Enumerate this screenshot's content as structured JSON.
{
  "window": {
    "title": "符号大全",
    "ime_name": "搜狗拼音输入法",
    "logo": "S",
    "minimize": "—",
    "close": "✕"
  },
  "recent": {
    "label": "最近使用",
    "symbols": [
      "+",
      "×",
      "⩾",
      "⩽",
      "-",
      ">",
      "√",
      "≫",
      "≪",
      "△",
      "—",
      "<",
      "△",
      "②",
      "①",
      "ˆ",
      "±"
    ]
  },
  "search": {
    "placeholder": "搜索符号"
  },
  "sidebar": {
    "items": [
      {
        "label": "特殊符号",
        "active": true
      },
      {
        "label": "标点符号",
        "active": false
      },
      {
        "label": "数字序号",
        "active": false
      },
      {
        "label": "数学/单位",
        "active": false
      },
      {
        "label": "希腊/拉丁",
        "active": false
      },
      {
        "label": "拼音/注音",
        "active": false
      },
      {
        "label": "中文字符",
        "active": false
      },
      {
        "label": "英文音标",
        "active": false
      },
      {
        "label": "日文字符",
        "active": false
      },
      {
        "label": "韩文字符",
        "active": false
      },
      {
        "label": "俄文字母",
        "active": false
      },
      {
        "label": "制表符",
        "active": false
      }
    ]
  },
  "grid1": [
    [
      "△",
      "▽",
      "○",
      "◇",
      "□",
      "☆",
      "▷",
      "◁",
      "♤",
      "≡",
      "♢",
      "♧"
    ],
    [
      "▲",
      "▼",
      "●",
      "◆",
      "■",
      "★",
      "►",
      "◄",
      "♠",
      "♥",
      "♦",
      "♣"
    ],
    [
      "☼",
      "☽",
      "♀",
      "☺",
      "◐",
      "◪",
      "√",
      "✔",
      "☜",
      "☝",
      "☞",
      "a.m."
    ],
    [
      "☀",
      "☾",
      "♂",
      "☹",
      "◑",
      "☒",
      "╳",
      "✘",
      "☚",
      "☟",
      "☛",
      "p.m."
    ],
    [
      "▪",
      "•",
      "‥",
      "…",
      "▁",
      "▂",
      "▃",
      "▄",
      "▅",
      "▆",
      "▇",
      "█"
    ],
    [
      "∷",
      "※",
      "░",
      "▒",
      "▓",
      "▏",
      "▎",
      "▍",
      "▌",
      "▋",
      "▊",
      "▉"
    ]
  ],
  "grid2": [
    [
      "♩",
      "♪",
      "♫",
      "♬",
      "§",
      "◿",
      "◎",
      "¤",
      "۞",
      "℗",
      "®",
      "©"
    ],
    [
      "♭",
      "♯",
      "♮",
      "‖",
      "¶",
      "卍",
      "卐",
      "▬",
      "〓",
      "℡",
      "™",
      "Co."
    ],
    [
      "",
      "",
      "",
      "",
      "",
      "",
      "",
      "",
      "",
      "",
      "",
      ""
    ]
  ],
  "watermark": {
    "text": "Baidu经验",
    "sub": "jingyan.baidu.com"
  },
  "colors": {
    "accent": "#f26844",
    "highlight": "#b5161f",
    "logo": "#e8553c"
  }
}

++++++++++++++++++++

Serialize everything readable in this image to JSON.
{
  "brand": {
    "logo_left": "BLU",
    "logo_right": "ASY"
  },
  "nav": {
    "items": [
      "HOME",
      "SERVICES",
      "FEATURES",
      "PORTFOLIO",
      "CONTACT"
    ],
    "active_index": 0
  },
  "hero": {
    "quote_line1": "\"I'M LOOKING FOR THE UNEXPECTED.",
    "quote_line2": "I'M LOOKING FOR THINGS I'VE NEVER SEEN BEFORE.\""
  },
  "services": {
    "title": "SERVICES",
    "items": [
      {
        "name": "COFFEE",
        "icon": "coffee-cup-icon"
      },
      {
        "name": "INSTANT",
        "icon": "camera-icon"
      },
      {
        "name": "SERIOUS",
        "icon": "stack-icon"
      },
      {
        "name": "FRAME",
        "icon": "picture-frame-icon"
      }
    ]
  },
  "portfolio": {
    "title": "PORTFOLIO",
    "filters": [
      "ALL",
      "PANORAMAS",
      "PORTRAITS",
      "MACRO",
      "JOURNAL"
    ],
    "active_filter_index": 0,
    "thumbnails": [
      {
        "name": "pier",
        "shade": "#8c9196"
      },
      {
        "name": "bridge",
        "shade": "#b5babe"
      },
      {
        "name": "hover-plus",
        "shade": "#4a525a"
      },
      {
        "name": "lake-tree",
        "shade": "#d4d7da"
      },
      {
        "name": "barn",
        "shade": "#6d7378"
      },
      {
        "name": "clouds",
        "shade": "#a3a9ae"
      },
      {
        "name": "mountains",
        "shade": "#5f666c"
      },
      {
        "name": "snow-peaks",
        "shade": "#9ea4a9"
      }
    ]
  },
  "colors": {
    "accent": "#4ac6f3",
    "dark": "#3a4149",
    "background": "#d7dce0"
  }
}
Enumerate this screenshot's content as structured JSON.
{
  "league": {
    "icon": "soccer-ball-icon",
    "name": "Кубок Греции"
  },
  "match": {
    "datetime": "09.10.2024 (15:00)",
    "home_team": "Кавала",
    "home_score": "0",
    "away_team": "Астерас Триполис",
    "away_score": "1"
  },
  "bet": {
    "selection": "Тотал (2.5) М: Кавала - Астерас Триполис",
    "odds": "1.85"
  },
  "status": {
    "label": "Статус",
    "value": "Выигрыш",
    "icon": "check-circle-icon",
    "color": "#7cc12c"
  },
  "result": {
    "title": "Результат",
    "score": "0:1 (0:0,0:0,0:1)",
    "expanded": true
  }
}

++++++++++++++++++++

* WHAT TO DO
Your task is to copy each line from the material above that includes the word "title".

* OUTPUT BELOW
    "title": "符号大全",
    "title": "SERVICES",
    "title": "PORTFOLIO",
    "title": "Результат",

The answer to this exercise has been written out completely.